This is a very big deal. For the first time ever, a major Windows version upgrade will arrive via Windows Update, with no payment required and no hoops to jump through.
They doubled down on that deal last week with news that the upgrade would be available even on PCs running "non-genuine" (pirated) copies of Windows.
Now, though, the company appears to be backing down from that initial, apparently too-good-to-be-true offer.
It's yet another round of disappointment in the continuing saga of Microsoft licensing. Every time it looks like the company is about to do something to make Windows licensing more sensible and less onerous, someone (usually in the legal department) gets cold feet.
To understand what's going on here, we need to start with a quick primer on how Microsoft turns operating systems into cash.
Microsoft's business model for Windows has been unchanged for years: PC makers pay for OEM copies of Windows, which they sell to consumers and businesses. Consumers pay for upgrades (unless they're hobbyists building their own PCs, in which case they are expected to pay for a retail Windows license). Enterprise customers pay dearly for volume license upgrades that include a slew of advanced management features and additional use rights.
The bedrock of that model is the full Windows license , which Microsoft insists on receiving payment for, usually through an OEM. Through the years, Microsoft has come up with stickers and certificates of authenticity, augmented by holograms and other anti-tampering mechanisms, to help prove that a PC has that underlying license and is thus, in its weird marketing-speak, "genuine."
It was big news back in January when Windows boss Terry Myerson announced that "a free upgrade for Windows 10 will be made available to customers running Windows 7, Windows 8.1, and Windows Phone 8.1 who upgrade in the first year after launch.*"
Note the word "customers." Myerson didn't say "consumers," and there's not a word in the accompanying blog post to suggest a distinction between business and consumer use. (That fact will become important shortly.)
Yes, there's an asterisk, which leads to this footnote:
*Hardware and software requirements apply. No additional charge. Feature availability may vary by device. Some editions excluded. More details at Windows - Microsoft Windows

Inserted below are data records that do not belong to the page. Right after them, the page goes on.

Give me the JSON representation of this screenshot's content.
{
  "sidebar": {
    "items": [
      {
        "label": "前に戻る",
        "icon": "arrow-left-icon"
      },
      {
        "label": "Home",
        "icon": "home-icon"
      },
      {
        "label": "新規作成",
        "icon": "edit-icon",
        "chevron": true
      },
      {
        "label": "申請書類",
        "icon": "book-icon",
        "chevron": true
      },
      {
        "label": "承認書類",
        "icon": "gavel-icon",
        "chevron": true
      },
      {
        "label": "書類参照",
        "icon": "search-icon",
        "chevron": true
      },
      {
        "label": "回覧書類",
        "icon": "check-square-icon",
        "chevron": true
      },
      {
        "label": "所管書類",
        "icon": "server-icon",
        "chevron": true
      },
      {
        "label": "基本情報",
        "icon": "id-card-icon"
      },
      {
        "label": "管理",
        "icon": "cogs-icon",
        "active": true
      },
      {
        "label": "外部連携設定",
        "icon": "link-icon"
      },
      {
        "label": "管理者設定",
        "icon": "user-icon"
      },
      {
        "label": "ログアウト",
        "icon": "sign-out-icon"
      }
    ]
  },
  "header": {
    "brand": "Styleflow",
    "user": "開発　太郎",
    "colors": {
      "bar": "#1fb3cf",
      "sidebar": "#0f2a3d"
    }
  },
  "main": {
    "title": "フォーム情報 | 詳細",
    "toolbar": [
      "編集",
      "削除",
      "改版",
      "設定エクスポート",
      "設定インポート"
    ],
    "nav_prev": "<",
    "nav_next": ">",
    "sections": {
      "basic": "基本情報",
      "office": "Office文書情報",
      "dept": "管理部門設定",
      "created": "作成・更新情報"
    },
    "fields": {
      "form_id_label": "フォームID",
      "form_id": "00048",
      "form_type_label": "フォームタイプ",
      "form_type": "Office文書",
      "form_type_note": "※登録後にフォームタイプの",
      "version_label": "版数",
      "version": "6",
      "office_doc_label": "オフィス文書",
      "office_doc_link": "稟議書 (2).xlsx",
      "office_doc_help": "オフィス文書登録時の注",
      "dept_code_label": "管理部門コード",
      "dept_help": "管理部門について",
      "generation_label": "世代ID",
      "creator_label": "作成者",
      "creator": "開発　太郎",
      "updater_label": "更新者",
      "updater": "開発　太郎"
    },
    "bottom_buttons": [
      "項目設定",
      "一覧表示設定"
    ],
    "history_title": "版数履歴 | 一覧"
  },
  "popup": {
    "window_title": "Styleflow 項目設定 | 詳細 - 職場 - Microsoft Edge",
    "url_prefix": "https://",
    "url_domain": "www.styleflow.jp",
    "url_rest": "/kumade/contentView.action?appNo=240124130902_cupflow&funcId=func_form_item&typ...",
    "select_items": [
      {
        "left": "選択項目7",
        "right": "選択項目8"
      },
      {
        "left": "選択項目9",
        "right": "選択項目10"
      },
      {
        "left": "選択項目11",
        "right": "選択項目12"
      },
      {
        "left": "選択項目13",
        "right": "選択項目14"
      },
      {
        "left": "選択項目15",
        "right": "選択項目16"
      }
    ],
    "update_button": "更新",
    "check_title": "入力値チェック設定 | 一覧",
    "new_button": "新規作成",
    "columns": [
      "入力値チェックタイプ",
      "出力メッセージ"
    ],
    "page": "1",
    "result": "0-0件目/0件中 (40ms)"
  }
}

Last week, Microsoft took the "free upgrade for everyone" story to the next level, with Reuters reporting that Myerson told them, in a telephone interview, "We are upgrading all qualified PCs, genuine and non-genuine, to Windows 10."
At Microsoft, "non-genuine" means improperly licensed and pirated copies, and the Reuters story quotes Myerson as discussing Microsoft's desire to "re-engage" with hundreds of millions of Windows users in China, where most are running unlicensed pirated copies of Windows.

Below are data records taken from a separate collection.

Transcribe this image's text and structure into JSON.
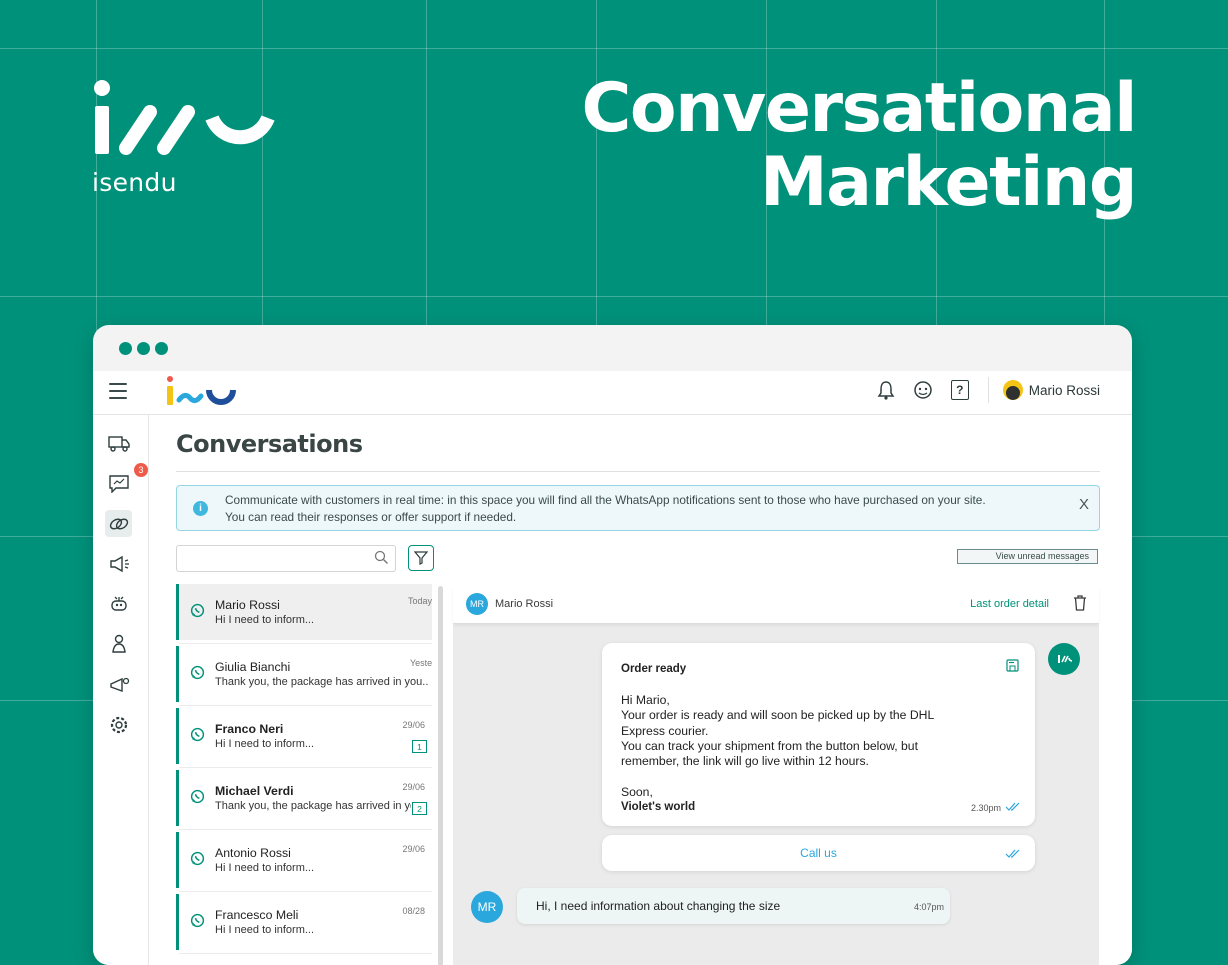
{
  "brand": {
    "name": "isendu"
  },
  "headline": {
    "line1": "Conversational",
    "line2": "Marketing"
  },
  "colors": {
    "brand_green": "#00917a",
    "accent_blue": "#2aa7dc",
    "badge_red": "#ee5b4a"
  },
  "topbar": {
    "icons": [
      "menu-icon",
      "bell-icon",
      "chat-support-icon",
      "help-icon"
    ],
    "help_label": "?",
    "user_name": "Mario Rossi"
  },
  "sidebar": {
    "icons": [
      "shipping-icon",
      "messages-icon",
      "integrations-icon",
      "campaign-icon",
      "robot-icon",
      "pet-icon",
      "marketing-icon",
      "settings-icon"
    ],
    "messages_badge": "3"
  },
  "page": {
    "title": "Conversations",
    "info_line1": "Communicate with customers in real time: in this space you will find all the WhatsApp notifications sent to those who have purchased on your site.",
    "info_line2": "You can read their responses or offer support if needed.",
    "info_close": "X",
    "search_placeholder": "",
    "unread_button": "View unread messages"
  },
  "conversations": [
    {
      "name": "Mario Rossi",
      "snippet": "Hi I need to inform...",
      "date": "Today",
      "count": "",
      "bold": false,
      "selected": true
    },
    {
      "name": "Giulia Bianchi",
      "snippet": "Thank you, the package has arrived in you...",
      "date": "Yesterday",
      "count": "",
      "bold": false,
      "selected": false
    },
    {
      "name": "Franco Neri",
      "snippet": "Hi I need to inform...",
      "date": "29/06",
      "count": "1",
      "bold": true,
      "selected": false
    },
    {
      "name": "Michael Verdi",
      "snippet": "Thank you, the package has arrived in your...",
      "date": "29/06",
      "count": "2",
      "bold": true,
      "selected": false
    },
    {
      "name": "Antonio Rossi",
      "snippet": "Hi I need to inform...",
      "date": "29/06",
      "count": "",
      "bold": false,
      "selected": false
    },
    {
      "name": "Francesco Meli",
      "snippet": "Hi I need to inform...",
      "date": "08/28",
      "count": "",
      "bold": false,
      "selected": false
    }
  ],
  "chat": {
    "contact_initials": "MR",
    "contact_name": "Mario Rossi",
    "last_order_link": "Last order detail",
    "template": {
      "title": "Order ready",
      "body": "Hi Mario,\nYour order is ready and will soon be picked up by the DHL\nExpress courier.\nYou can track your shipment from the button below, but\nremember, the link will go live within 12 hours.\n\nSoon,",
      "signature": "Violet's world",
      "time": "2.30pm",
      "button": "Call us"
    },
    "incoming": {
      "initials": "MR",
      "text": "Hi, I need information about changing the size",
      "time": "4:07pm"
    }
  }
}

I confirmed that quote via email with a Microsoft spokesperson and also asked whether the deal applied worldwide. Here's our complete exchange on the subject:
And on the "free upgrades for pirates" surprise announce, does that apply worldwide?
The upgrade applies to any market.
The first impression from Myerson's remarks was that Microsoft was essentially offering an amnesty program, as the company "re-engages" with pirates worldwide. Get an upgrade, they appeared to be saying, and come back to the fold. All is forgiven, and by the way can we interest you in Microsoft services like Skype and Office 365?
But a follow-up statement from Microsoft, one that has clearly been vetted by lawyers and top management, arrived less than 24 hours later and is chock-full of qualifiers:
The statement came in two pieces. First:
The consumer free upgrade offer for Windows 10 applies to qualified new and existing devices running Windows 7, Windows 8.1 and Windows Phone 8.1. Some editions are excluded from the consumer free upgrade - including Windows 7 Enterprise, Windows 8/8.1 Enterprise, and Windows RT/RT 8.1. Active Software Assurance customers in volume licensing have the benefit to upgrade to other Windows 10 enterprise offerings.